ABOUT THIS ITEM
If you need an entry point to Van Dyke Parks’ extraordinary solo albums, you only need to know his life story. A musical prodigy and child actor, a session musician, composer, soundtrack writer, arranger, lyricist, and singer, he’s been a significant contributor to several decades' worth of classics, including a handful of unassailable masterpieces. His own music is as cinematic as it is from the heart, a fantastical, even phantasmagorical trawl through a uniquely eclectic and daring landscape.
The American, now 69 years old, perhaps best known for penning the lyrics to The Beach Boys’ legendary masterpiece ‘Smile’. More recently, his arrangements helped turn Joanna Newsom’s second album ‘Ys’ into an epic. But the true riches of Van Dyke Park’s legacy remain his first three solo albums: Song Cycle (1968), Discover America (1972) and Clang Of The Yankee Reaper (1975). This trio of acclaimed records defined Americana decades before the term was invented. An expansive Americana that didn’t merely tap the post-war roots in folk and country music that we expect from the genre, but an all-embracing vision that included ragtime, vaudeville, jazz, bluegrass, psychedelia, classical and calypso, unified by a singer-songwriter spirit as much in line with Randy Newman and Harry Nilsson as Park’s collaborator Brian Wilson.
Born in 1943 in Hattiesburg, Mississippi, Parks first learnt clarinet while his brothers played trumpet, French horn and Euphonium. Aged nine, he boarded at New Jersey’s Columbus Boychoir School, but he also acted as a way to pay his tuition, amassing over 80 TV appearances and select theatre and film roles, acting opposite Hollywood royalty such as Lillian Gish, Grace Kelly and Alec Guinness. In 1962, seeking a hiatus from studying composition at Carnegie Tech, Van toured California’s coffee houses with his brother Carson before winning his first arranging job, none other than the legendary "The Bare Necessities" for Disney's Jungle Book movie.

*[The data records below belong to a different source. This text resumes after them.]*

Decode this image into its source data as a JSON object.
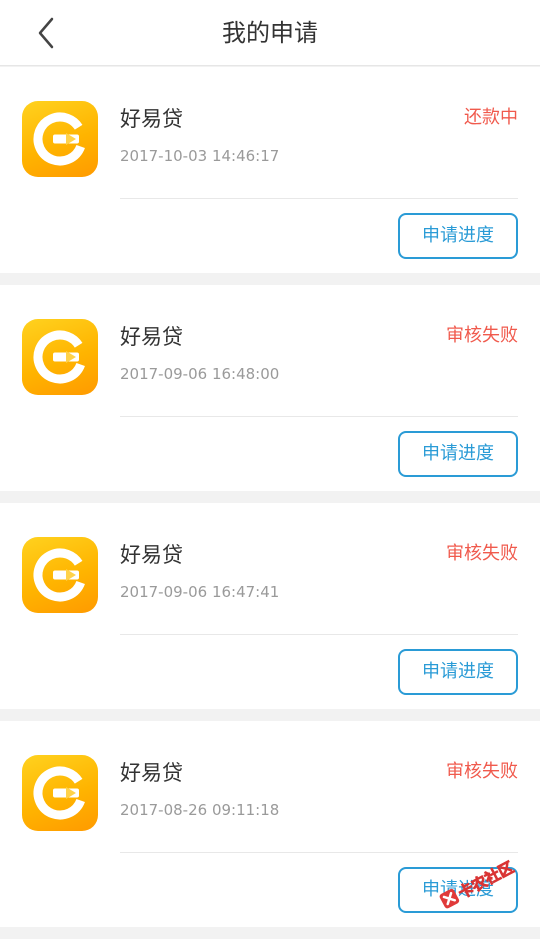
{
  "header": {
    "title": "我的申请"
  },
  "applications": [
    {
      "app_name": "好易贷",
      "time": "2017-10-03 14:46:17",
      "status": "还款中",
      "button_label": "申请进度"
    },
    {
      "app_name": "好易贷",
      "time": "2017-09-06 16:48:00",
      "status": "审核失败",
      "button_label": "申请进度"
    },
    {
      "app_name": "好易贷",
      "time": "2017-09-06 16:47:41",
      "status": "审核失败",
      "button_label": "申请进度"
    },
    {
      "app_name": "好易贷",
      "time": "2017-08-26 09:11:18",
      "status": "审核失败",
      "button_label": "申请进度"
    }
  ],
  "watermark": {
    "text": "卡农社区"
  },
  "colors": {
    "status_red": "#f05a4d",
    "button_blue": "#2a9bd6",
    "icon_orange": "#ffb400"
  }
}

Park’s first recording contract was with MGM but after playing on The Byrds and Judy Collins albums and arranging for Tim Buckley, he signed to Warner Bros in 1966 while also writing with Brian Wilson, who’d put word out for a more adventurous lyricist than Pet Sounds collaborator Pete Asher. Under pressure from his band (Mike Love accused Parks’ lyrics of “acid alliteration”) and his own drug problems, Wilson was forced to shelve the hugely ambitious and ground-breaking Smile, but Parks picked up the baton and embarked on a song cycle of his own.
Lyrically, Park claims the “free-relating lyrics” of Song Cycle were influenced by, among others, the Beat poets, James Joyce and Bob Dylan.” Musically, the stylistic variety was, “a natural product of my wide experience, at age 24, of many musical genres. I was just following my own understanding of what music could reflect.”

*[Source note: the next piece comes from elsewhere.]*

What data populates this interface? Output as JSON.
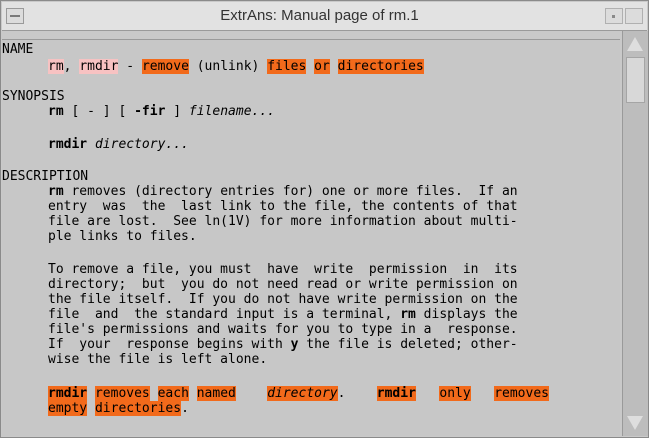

Song Cycle was less conventionally pop, in verse-chorus fashion, than Smile; the mood was something like a baroque psychedelic dream filtered through Disney and music hall, with what Parks calls a, “flamboyant and a more flaming individuality. You can't reach anything great without that kind of courage. I love the Liverpool taxi cab drivers' motto, "Boldly going forward because we can't find reverse." That's become my philosophy!”
1. Vine Street
3. Widow's Walk
4. Laurel Canyon Blvd
5. The All Golden
6. Van Dyke Parks
7. Public Domain
9. The Attic
10. Laurel Canyon Blvd
11. By The People
12. Pot Pourri